[App and web page records]
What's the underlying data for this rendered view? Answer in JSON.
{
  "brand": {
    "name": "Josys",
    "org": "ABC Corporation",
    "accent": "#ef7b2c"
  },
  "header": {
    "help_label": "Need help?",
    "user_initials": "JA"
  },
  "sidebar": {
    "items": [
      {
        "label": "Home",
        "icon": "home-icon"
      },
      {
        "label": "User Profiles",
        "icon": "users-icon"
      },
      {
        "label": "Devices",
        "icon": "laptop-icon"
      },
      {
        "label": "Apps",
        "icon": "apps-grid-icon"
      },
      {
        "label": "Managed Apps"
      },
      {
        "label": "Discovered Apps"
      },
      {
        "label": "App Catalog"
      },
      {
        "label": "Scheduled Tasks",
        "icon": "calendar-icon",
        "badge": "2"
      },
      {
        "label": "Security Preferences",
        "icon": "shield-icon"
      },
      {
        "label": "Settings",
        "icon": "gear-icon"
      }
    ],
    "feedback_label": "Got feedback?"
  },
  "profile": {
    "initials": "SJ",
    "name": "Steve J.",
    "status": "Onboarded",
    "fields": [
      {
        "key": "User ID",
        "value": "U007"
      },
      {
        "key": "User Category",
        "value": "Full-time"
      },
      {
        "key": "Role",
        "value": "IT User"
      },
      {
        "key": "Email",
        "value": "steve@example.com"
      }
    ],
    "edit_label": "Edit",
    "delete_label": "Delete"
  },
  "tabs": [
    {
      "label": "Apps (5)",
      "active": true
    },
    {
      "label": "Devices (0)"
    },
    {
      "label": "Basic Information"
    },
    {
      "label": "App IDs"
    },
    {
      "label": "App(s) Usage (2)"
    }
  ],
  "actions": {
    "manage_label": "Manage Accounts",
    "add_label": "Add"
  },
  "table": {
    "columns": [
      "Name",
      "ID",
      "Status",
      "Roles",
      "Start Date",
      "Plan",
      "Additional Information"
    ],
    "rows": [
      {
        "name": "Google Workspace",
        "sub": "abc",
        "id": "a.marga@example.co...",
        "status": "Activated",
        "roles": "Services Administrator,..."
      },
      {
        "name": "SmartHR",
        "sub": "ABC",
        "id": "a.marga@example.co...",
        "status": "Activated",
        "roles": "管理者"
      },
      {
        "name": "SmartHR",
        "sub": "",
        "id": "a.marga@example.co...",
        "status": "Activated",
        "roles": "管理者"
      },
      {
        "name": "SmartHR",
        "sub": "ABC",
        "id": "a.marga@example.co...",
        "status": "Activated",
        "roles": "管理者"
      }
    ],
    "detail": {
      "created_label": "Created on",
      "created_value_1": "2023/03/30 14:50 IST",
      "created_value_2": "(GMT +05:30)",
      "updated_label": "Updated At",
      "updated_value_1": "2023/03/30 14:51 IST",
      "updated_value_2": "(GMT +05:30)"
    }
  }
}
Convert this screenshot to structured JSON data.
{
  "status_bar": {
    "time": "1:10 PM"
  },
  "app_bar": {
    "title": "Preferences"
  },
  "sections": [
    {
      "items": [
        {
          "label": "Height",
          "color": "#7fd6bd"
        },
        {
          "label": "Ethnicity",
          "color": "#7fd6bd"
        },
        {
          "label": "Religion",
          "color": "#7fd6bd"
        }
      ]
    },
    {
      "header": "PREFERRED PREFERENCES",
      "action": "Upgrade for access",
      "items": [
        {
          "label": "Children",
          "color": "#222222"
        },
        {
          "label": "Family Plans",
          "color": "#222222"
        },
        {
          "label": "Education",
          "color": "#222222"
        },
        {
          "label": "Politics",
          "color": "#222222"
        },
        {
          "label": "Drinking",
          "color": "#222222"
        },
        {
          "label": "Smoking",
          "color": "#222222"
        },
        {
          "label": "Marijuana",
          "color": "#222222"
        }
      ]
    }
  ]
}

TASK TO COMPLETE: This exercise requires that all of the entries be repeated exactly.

WRITTEN SOLUTION:
What's the underlying data for this rendered view? Answer in JSON.
{
  "brand": {
    "name": "Josys",
    "org": "ABC Corporation",
    "accent": "#ef7b2c"
  },
  "header": {
    "help_label": "Need help?",
    "user_initials": "JA"
  },
  "sidebar": {
    "items": [
      {
        "label": "Home",
        "icon": "home-icon"
      },
      {
        "label": "User Profiles",
        "icon": "users-icon"
      },
      {
        "label": "Devices",
        "icon": "laptop-icon"
      },
      {
        "label": "Apps",
        "icon": "apps-grid-icon"
      },
      {
        "label": "Managed Apps"
      },
      {
        "label": "Discovered Apps"
      },
      {
        "label": "App Catalog"
      },
      {
        "label": "Scheduled Tasks",
        "icon": "calendar-icon",
        "badge": "2"
      },
      {
        "label": "Security Preferences",
        "icon": "shield-icon"
      },
      {
        "label": "Settings",
        "icon": "gear-icon"
      }
    ],
    "feedback_label": "Got feedback?"
  },
  "profile": {
    "initials": "SJ",
    "name": "Steve J.",
    "status": "Onboarded",
    "fields": [
      {
        "key": "User ID",
        "value": "U007"
      },
      {
        "key": "User Category",
        "value": "Full-time"
      },
      {
        "key": "Role",
        "value": "IT User"
      },
      {
        "key": "Email",
        "value": "steve@example.com"
      }
    ],
    "edit_label": "Edit",
    "delete_label": "Delete"
  },
  "tabs": [
    {
      "label": "Apps (5)",
      "active": true
    },
    {
      "label": "Devices (0)"
    },
    {
      "label": "Basic Information"
    },
    {
      "label": "App IDs"
    },
    {
      "label": "App(s) Usage (2)"
    }
  ],
  "actions": {
    "manage_label": "Manage Accounts",
    "add_label": "Add"
  },
  "table": {
    "columns": [
      "Name",
      "ID",
      "Status",
      "Roles",
      "Start Date",
      "Plan",
      "Additional Information"
    ],
    "rows": [
      {
        "name": "Google Workspace",
        "sub": "abc",
        "id": "a.marga@example.co...",
        "status": "Activated",
        "roles": "Services Administrator,..."
      },
      {
        "name": "SmartHR",
        "sub": "ABC",
        "id": "a.marga@example.co...",
        "status": "Activated",
        "roles": "管理者"
      },
      {
        "name": "SmartHR",
        "sub": "",
        "id": "a.marga@example.co...",
        "status": "Activated",
        "roles": "管理者"
      },
      {
        "name": "SmartHR",
        "sub": "ABC",
        "id": "a.marga@example.co...",
        "status": "Activated",
        "roles": "管理者"
      }
    ],
    "detail": {
      "created_label": "Created on",
      "created_value_1": "2023/03/30 14:50 IST",
      "created_value_2": "(GMT +05:30)",
      "updated_label": "Updated At",
      "updated_value_1": "2023/03/30 14:51 IST",
      "updated_value_2": "(GMT +05:30)"
    }
  }
}
Convert this screenshot to structured JSON data.
{
  "status_bar": {
    "time": "1:10 PM"
  },
  "app_bar": {
    "title": "Preferences"
  },
  "sections": [
    {
      "items": [
        {
          "label": "Height",
          "color": "#7fd6bd"
        },
        {
          "label": "Ethnicity",
          "color": "#7fd6bd"
        },
        {
          "label": "Religion",
          "color": "#7fd6bd"
        }
      ]
    },
    {
      "header": "PREFERRED PREFERENCES",
      "action": "Upgrade for access",
      "items": [
        {
          "label": "Children",
          "color": "#222222"
        },
        {
          "label": "Family Plans",
          "color": "#222222"
        },
        {
          "label": "Education",
          "color": "#222222"
        },
        {
          "label": "Politics",
          "color": "#222222"
        },
        {
          "label": "Drinking",
          "color": "#222222"
        },
        {
          "label": "Smoking",
          "color": "#222222"
        },
        {
          "label": "Marijuana",
          "color": "#222222"
        }
      ]
    }
  ]
}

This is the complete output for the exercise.